## REQUIRED ACTION
Go to the line containing "Transcribe this image's" in the records below. Repeat it and the lines after it exactly, all the way to the end.

## INFORMATION
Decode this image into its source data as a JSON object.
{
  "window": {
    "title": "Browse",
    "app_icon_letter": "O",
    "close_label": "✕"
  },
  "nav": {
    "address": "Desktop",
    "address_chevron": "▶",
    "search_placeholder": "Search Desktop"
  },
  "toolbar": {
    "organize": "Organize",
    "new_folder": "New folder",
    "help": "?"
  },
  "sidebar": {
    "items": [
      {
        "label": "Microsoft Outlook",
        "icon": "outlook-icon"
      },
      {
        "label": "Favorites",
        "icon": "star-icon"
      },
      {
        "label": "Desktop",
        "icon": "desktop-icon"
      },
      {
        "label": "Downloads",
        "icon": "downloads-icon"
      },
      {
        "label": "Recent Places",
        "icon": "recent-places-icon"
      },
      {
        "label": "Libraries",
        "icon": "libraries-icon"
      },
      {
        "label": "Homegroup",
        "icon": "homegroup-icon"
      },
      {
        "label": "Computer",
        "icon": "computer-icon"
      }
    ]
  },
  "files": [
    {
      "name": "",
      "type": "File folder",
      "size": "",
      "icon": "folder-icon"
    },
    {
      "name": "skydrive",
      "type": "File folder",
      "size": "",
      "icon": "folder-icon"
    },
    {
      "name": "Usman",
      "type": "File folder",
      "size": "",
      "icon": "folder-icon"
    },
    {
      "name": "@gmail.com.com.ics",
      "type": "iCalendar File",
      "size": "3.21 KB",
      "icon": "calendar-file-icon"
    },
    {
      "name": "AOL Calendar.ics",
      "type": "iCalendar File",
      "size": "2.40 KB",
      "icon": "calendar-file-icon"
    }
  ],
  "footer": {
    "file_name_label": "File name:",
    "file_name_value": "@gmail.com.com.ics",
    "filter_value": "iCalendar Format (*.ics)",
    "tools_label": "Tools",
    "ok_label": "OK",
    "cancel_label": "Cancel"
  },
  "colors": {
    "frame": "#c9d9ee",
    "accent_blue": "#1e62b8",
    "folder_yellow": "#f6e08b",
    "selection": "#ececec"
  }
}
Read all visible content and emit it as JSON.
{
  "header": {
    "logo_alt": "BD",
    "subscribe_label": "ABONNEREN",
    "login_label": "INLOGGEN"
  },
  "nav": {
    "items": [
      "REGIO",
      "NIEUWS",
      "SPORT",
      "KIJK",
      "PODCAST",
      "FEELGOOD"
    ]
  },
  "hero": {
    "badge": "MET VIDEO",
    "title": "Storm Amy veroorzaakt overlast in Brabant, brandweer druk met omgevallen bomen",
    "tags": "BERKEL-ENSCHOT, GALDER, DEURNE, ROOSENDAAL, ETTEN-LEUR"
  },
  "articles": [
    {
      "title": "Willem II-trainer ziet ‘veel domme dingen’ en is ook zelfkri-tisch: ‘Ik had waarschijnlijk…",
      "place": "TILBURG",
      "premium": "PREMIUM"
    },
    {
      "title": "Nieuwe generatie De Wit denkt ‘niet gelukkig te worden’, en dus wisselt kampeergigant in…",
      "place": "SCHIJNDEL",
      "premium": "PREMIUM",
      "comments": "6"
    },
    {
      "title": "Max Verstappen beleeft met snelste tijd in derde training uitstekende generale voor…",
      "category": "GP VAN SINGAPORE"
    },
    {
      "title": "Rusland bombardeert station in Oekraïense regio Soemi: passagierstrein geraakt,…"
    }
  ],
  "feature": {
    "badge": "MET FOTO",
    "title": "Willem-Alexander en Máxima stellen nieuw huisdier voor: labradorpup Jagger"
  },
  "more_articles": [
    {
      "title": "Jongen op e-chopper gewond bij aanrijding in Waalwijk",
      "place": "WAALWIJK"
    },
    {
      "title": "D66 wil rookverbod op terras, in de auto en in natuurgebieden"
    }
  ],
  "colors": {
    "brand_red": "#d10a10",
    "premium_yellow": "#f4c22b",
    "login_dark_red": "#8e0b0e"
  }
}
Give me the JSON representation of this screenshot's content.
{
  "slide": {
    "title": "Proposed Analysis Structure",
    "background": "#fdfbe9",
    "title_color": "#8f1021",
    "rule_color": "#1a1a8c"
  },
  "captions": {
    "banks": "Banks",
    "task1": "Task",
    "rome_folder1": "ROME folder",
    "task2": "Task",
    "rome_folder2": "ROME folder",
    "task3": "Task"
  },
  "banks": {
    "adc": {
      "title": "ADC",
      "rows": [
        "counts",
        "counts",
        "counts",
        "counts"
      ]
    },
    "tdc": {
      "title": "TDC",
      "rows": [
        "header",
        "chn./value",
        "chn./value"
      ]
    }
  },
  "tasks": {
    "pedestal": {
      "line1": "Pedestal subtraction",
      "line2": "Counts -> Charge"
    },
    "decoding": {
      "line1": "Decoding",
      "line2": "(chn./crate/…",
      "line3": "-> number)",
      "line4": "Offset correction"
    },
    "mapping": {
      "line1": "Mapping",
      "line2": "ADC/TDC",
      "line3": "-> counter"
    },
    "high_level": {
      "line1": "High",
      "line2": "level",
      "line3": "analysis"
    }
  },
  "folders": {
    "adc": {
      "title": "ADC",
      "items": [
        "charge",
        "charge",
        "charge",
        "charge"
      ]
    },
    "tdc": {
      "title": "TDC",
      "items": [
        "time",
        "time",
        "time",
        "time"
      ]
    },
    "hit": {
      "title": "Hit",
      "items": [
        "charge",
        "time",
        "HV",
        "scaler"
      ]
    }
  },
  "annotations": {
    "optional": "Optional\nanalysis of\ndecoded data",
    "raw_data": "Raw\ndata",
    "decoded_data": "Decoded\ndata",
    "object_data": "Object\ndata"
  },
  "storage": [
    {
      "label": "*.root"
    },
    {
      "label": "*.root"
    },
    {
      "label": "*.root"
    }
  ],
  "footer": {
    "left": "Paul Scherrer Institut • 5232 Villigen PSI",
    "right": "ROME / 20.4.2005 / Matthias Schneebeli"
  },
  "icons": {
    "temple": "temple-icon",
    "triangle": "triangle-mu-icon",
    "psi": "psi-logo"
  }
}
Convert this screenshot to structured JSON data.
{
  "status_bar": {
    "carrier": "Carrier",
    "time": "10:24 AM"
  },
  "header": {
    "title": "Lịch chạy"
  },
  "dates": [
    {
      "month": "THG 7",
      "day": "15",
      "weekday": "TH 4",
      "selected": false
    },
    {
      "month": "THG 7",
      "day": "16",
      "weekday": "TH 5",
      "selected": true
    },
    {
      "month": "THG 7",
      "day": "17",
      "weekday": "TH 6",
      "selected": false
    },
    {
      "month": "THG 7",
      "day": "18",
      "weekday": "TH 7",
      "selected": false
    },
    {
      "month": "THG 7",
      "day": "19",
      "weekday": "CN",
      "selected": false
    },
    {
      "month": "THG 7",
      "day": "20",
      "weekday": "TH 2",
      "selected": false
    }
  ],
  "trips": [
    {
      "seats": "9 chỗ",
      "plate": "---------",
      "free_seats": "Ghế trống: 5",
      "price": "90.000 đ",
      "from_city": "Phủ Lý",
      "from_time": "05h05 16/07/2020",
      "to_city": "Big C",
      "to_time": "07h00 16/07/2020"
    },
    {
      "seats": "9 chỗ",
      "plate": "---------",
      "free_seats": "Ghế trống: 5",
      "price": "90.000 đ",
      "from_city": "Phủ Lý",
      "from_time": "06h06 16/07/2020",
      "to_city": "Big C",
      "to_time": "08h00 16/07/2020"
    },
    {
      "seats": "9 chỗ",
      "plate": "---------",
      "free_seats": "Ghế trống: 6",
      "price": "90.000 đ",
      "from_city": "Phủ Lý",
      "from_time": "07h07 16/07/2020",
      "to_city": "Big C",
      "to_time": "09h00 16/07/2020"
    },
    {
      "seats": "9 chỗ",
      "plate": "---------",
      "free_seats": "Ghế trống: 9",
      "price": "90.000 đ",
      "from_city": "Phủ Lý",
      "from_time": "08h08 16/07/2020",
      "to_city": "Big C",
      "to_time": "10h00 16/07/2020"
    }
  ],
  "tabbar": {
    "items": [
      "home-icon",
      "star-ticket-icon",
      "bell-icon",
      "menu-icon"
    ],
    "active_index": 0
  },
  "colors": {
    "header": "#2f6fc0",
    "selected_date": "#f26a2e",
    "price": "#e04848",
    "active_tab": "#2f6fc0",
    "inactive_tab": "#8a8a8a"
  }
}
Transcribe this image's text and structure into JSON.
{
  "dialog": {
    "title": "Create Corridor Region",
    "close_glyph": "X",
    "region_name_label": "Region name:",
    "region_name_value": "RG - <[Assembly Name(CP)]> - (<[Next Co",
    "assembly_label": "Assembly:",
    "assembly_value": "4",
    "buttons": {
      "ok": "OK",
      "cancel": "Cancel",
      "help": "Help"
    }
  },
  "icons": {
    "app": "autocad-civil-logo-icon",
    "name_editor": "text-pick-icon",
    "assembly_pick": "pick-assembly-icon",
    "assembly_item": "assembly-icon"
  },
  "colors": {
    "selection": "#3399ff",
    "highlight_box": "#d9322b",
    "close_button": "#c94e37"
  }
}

## WRITTEN RESPONSE
Transcribe this image's text and structure into JSON.
{
  "dialog": {
    "title": "Create Corridor Region",
    "close_glyph": "X",
    "region_name_label": "Region name:",
    "region_name_value": "RG - <[Assembly Name(CP)]> - (<[Next Co",
    "assembly_label": "Assembly:",
    "assembly_value": "4",
    "buttons": {
      "ok": "OK",
      "cancel": "Cancel",
      "help": "Help"
    }
  },
  "icons": {
    "app": "autocad-civil-logo-icon",
    "name_editor": "text-pick-icon",
    "assembly_pick": "pick-assembly-icon",
    "assembly_item": "assembly-icon"
  },
  "colors": {
    "selection": "#3399ff",
    "highlight_box": "#d9322b",
    "close_button": "#c94e37"
  }
}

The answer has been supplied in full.